The study of the Eötvös University, Hungarian Academy of Sciences and Oxford University showed that it is possible to determine the social ranking and personality traits of each dog from their GPS movement data. On individual walks it is hard to identify one permanent leader, but over longer timescales it soon becomes clear that some dogs are followed by peers more often than others. Overall, the collective motion of the pack is strongly influenced by an underlying social network.
Dogs that consistently took the lead were more responsive to training, more controllable, older and more aggressive than the dogs that tended to follow. Dogs that led more often had higher dominance ranks in everyday situations, assessed by a dominance questionnaire.
On average, an individual took the role of the leader in a given pair in about three quarters of the time during walks. Using this qualitative data over longer time scales allows researchers to see the more subtle relationships that might otherwise be missed. Of course, hierarchies are likely to vary across breeds and individual groups, so we hope to use this technology on other animals in future to investigate further.
Reuters video: http://reut.rs/1msA111
More info on the project's website: http://bit.ly/1fXHCMR
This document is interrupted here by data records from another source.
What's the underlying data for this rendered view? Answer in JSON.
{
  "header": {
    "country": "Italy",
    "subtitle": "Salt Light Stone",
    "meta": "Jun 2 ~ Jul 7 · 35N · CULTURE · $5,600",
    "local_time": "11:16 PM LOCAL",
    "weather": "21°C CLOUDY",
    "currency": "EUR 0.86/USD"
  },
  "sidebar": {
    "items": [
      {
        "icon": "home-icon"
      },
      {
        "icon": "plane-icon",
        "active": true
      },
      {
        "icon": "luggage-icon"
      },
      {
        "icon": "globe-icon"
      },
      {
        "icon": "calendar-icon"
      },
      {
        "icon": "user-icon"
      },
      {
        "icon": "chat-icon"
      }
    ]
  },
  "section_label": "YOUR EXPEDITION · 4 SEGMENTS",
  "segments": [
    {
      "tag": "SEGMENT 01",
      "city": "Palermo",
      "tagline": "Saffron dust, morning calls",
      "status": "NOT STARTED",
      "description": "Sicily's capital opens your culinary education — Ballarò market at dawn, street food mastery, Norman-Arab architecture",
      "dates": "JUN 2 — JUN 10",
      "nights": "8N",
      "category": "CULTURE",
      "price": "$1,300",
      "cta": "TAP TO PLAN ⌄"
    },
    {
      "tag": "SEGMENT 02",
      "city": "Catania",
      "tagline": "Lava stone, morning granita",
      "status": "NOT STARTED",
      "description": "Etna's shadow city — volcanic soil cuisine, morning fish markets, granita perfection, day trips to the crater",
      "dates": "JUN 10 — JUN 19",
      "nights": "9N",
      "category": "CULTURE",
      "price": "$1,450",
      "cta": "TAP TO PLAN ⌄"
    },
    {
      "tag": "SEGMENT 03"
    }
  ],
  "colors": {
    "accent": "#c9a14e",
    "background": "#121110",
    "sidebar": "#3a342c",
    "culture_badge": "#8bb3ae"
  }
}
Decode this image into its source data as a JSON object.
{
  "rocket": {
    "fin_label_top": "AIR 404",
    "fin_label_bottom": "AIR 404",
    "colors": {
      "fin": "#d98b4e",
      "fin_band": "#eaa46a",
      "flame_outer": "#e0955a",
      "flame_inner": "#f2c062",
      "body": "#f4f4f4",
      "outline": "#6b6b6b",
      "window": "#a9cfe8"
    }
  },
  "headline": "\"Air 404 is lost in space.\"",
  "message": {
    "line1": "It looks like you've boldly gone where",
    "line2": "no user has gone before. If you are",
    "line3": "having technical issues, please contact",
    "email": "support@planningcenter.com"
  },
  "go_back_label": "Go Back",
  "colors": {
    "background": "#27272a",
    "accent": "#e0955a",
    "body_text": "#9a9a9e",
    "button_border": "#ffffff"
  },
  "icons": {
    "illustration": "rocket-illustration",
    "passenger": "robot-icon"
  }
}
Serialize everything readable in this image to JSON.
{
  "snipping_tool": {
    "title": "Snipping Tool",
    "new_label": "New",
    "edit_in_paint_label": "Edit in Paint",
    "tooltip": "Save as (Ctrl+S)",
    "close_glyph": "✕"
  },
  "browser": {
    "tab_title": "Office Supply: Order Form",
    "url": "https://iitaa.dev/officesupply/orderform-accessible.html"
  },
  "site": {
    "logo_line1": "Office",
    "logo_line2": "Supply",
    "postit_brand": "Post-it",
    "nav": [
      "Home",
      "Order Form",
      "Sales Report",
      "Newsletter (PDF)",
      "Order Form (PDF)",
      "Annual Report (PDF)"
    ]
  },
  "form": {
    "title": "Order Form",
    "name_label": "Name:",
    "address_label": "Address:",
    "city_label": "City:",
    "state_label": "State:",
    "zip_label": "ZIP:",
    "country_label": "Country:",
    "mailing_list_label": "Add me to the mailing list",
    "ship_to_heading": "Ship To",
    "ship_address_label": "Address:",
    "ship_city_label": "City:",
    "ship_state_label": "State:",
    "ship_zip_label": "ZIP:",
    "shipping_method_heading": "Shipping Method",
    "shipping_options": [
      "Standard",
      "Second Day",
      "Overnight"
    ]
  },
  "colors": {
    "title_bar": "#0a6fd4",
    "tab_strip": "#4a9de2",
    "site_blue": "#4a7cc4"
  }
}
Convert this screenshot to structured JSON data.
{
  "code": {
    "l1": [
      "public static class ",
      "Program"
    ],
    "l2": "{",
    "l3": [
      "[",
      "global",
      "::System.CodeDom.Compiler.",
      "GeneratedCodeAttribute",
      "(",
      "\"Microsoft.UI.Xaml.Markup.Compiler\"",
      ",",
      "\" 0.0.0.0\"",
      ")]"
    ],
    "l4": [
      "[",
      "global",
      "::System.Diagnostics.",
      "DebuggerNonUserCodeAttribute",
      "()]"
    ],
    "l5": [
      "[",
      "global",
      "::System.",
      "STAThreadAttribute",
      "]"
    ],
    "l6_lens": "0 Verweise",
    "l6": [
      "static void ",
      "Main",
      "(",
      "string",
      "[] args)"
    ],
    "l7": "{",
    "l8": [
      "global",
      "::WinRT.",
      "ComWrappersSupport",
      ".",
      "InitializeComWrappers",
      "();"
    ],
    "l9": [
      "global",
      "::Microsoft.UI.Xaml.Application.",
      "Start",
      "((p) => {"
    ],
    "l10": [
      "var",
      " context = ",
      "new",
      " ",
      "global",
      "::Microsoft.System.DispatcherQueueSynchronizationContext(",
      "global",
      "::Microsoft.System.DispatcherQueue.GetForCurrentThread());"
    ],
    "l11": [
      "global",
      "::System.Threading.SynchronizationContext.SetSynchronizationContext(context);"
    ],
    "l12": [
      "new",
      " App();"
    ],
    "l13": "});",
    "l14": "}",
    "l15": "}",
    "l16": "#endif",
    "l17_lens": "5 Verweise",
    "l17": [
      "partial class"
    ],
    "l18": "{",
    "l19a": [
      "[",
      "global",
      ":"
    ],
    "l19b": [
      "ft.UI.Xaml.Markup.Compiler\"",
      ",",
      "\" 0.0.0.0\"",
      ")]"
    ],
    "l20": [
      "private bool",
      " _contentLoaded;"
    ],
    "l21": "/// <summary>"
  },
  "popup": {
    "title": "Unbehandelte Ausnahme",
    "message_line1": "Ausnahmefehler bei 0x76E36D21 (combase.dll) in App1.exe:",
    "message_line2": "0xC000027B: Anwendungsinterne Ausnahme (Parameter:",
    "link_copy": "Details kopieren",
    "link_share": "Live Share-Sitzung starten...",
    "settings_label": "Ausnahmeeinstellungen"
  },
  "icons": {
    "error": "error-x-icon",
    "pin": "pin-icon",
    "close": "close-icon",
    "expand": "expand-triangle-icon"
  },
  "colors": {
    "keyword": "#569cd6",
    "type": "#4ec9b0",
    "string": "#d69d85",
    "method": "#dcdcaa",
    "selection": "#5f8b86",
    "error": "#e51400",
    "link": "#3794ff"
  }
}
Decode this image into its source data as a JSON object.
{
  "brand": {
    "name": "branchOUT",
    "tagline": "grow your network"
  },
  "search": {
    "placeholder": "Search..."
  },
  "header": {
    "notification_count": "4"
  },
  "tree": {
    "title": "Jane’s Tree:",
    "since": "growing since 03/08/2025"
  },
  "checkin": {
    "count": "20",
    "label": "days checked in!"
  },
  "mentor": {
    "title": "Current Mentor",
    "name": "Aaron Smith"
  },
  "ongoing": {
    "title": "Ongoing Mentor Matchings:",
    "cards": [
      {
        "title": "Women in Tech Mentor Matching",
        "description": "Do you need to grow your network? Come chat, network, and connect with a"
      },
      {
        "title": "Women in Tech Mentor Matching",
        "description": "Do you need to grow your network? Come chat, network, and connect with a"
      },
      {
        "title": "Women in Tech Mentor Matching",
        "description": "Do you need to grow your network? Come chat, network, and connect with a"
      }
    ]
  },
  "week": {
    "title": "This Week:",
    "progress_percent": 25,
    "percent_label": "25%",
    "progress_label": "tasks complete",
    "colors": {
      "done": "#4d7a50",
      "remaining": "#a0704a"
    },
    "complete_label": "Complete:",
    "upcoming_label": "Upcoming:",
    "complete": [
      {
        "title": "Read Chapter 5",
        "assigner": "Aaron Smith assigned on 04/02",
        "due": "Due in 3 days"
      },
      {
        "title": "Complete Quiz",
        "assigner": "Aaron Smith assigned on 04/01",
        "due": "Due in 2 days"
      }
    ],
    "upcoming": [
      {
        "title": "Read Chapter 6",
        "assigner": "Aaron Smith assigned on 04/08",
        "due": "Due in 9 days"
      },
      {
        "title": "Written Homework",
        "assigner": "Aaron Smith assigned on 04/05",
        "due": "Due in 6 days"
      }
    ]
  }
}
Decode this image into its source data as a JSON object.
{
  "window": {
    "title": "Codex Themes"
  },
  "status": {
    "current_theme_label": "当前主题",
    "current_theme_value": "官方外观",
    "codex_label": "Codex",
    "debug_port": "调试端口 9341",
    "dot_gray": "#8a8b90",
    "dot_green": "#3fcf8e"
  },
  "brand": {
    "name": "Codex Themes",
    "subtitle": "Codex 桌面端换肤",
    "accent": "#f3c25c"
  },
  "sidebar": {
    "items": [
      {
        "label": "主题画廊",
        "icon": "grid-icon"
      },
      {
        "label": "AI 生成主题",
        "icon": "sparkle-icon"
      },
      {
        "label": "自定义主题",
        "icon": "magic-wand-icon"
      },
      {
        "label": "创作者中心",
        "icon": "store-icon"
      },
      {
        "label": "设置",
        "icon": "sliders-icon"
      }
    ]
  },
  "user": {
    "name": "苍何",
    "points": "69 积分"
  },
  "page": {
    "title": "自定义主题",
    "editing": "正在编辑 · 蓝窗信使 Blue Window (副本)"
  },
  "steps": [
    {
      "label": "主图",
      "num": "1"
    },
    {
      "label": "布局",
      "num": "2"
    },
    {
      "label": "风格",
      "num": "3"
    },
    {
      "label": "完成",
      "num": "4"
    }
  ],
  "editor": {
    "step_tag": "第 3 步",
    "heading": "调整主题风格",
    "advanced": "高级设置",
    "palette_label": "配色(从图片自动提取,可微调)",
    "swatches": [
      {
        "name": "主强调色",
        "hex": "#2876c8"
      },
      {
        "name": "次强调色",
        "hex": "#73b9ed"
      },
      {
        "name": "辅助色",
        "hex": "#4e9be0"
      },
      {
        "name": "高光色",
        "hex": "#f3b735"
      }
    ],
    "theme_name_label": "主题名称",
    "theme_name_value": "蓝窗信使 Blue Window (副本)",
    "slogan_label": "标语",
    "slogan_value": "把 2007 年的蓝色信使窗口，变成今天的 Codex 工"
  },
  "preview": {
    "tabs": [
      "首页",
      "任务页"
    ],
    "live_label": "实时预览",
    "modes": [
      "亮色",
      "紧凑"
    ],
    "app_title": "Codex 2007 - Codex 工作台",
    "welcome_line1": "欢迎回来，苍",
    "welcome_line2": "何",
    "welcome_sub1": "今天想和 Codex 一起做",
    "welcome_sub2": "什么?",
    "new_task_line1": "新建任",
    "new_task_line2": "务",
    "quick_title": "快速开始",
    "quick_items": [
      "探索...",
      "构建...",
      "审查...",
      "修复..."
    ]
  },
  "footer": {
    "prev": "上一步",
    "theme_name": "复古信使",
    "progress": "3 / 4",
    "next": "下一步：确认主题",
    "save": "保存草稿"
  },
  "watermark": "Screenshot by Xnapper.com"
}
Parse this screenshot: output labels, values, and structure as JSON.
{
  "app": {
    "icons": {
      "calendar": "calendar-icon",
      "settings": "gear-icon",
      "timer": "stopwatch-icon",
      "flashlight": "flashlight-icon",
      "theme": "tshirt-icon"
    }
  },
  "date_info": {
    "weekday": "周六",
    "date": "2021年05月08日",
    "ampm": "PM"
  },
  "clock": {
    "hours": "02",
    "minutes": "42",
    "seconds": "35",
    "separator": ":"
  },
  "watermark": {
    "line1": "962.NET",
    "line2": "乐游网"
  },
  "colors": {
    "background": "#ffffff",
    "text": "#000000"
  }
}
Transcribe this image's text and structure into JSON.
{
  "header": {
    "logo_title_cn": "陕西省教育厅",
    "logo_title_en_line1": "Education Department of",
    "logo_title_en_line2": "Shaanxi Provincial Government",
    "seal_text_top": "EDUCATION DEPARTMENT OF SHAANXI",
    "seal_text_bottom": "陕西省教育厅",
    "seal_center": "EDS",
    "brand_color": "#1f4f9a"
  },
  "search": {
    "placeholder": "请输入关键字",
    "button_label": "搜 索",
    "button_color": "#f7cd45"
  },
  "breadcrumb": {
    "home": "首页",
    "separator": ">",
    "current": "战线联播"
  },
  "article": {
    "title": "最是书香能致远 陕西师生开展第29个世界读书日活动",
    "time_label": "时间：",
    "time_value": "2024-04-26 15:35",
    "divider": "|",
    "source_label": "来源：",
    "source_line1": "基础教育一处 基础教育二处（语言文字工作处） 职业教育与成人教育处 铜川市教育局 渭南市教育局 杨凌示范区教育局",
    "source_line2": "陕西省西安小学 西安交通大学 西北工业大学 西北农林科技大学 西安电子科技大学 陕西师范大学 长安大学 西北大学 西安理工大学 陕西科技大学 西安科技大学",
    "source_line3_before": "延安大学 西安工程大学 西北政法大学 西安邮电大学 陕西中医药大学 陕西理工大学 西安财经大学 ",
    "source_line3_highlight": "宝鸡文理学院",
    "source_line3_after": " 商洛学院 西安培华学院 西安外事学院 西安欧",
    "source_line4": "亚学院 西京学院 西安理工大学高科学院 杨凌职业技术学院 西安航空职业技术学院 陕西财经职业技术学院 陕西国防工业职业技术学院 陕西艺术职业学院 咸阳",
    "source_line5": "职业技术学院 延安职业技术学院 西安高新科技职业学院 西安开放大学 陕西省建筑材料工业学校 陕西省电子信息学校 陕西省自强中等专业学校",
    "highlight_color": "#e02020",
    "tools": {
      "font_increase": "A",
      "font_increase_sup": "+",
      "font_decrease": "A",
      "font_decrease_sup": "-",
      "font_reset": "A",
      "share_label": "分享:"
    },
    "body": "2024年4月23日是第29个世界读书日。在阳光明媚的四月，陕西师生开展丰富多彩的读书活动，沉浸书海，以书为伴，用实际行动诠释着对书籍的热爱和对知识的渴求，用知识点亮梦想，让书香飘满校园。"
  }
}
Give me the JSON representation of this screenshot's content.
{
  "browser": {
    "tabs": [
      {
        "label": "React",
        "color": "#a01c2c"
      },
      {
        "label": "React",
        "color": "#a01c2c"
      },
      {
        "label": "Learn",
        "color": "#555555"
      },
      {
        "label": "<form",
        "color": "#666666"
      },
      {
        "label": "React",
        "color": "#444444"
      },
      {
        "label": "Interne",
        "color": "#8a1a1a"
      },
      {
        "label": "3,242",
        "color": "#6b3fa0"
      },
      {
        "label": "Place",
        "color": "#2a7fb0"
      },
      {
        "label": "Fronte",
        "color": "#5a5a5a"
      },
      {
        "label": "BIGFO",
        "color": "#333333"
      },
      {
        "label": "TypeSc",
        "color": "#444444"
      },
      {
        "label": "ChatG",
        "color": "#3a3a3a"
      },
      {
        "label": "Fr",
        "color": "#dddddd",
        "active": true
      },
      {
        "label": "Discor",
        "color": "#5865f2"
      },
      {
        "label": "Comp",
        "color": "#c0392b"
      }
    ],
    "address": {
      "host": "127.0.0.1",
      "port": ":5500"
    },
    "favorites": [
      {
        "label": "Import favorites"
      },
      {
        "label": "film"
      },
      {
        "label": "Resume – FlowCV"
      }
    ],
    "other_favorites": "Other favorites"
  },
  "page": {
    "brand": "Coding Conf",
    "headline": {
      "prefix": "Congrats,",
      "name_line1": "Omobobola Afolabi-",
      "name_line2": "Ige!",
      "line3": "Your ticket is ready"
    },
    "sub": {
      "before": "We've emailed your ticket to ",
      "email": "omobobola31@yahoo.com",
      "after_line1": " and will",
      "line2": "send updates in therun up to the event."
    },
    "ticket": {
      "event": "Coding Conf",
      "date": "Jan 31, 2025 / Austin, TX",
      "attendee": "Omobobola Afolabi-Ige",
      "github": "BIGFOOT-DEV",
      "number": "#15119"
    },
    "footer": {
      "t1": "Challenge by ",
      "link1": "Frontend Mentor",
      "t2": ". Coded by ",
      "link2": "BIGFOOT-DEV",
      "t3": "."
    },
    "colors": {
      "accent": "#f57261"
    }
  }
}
Journal reference: Ákos et al., 2014, PLOS CB, DOI: 10.1371/journal.pcbi.1003446